→ **AIM OF THE EXERCISE**: In the listing that follows, count each line where the word "this" appears; write nothing but the count.

→ **DATA TO USE**:
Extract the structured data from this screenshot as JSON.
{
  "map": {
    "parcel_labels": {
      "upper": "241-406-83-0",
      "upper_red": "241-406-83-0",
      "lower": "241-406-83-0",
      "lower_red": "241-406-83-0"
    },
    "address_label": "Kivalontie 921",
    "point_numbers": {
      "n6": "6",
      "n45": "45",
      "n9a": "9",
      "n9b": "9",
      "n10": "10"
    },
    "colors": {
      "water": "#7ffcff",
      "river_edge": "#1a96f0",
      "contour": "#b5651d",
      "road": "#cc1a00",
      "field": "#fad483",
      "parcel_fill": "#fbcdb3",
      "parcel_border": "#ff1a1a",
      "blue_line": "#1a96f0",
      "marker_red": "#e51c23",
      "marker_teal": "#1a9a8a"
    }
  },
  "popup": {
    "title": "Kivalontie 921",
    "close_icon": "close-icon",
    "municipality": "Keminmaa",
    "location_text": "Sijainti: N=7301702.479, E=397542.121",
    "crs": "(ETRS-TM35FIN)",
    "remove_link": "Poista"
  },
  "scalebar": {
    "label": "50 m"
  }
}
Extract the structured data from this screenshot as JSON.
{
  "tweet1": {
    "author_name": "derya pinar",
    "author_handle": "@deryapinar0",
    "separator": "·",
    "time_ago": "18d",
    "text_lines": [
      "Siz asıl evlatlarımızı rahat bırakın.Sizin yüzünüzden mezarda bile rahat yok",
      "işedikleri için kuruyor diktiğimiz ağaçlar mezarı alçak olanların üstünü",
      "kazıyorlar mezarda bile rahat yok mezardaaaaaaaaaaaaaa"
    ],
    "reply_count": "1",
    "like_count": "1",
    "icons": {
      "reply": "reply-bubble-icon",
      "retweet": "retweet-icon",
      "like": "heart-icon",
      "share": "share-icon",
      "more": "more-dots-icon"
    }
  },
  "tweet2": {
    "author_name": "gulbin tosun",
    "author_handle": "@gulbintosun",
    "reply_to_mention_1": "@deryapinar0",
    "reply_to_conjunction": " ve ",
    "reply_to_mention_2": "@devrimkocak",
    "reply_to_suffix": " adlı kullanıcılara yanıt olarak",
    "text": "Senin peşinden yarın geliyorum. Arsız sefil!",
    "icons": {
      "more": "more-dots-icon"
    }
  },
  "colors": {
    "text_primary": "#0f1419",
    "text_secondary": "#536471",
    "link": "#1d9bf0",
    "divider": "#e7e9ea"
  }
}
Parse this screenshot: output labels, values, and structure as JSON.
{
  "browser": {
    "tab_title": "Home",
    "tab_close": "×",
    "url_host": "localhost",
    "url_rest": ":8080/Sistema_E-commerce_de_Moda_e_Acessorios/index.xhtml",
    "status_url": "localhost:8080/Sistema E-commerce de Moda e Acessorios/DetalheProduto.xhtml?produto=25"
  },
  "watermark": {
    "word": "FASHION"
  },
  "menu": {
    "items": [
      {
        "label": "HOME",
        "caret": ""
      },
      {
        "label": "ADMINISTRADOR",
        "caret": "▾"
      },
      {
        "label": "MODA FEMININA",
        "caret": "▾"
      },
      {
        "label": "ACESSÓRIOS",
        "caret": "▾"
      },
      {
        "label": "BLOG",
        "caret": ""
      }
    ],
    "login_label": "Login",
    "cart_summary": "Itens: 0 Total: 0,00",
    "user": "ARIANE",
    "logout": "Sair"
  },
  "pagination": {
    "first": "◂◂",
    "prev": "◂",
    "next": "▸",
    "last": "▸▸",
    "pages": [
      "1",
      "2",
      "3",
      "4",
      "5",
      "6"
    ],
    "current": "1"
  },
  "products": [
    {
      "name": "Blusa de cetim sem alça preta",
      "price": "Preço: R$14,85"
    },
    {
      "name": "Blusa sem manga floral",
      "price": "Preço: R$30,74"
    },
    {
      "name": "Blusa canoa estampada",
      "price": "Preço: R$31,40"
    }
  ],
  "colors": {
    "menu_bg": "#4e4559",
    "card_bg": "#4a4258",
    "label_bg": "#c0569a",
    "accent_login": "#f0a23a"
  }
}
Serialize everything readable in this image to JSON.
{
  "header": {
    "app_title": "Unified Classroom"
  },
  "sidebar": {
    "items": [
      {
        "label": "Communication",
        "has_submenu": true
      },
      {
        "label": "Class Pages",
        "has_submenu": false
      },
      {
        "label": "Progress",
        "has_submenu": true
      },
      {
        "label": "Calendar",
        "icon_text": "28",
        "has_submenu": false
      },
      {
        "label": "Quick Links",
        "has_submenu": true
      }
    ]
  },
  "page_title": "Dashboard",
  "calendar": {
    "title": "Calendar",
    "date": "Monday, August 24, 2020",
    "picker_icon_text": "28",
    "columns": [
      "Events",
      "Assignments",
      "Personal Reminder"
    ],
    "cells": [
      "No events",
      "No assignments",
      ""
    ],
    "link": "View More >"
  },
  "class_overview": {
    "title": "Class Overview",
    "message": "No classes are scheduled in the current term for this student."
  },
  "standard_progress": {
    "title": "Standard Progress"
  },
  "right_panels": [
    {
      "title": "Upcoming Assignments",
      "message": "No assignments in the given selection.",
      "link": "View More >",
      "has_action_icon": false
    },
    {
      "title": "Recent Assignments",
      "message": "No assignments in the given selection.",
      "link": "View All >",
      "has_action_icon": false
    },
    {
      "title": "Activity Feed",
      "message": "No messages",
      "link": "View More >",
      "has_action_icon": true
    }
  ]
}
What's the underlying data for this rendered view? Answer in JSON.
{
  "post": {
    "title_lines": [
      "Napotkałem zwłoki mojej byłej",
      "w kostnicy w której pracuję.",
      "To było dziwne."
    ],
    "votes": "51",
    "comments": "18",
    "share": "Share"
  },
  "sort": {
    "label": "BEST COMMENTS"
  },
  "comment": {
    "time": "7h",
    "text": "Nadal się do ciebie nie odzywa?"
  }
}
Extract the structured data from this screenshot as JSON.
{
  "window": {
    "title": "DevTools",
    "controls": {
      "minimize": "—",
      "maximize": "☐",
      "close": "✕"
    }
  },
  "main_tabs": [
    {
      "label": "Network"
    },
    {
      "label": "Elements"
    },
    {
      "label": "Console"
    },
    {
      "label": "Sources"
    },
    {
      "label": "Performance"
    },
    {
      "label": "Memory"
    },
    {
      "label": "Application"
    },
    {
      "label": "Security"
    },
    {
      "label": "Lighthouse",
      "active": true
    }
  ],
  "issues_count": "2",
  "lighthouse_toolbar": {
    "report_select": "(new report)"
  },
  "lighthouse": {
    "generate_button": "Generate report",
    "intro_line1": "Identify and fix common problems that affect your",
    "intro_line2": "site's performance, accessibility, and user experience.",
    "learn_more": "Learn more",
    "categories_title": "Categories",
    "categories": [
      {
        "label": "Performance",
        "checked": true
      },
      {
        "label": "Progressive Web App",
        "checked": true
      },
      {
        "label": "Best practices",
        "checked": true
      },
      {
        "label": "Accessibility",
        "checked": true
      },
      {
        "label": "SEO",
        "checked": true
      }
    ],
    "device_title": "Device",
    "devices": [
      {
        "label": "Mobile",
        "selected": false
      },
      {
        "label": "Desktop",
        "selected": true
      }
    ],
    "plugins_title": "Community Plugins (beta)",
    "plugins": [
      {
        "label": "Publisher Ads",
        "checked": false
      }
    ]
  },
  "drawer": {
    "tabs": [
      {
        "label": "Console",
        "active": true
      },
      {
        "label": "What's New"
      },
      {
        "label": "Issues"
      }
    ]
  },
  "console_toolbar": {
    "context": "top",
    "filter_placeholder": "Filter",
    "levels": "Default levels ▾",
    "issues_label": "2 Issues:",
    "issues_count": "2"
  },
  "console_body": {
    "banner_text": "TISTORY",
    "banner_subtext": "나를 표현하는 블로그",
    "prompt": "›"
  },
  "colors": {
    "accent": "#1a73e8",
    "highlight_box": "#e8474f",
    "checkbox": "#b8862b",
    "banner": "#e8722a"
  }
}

→ **ANSWER FOR THE TASK**: 7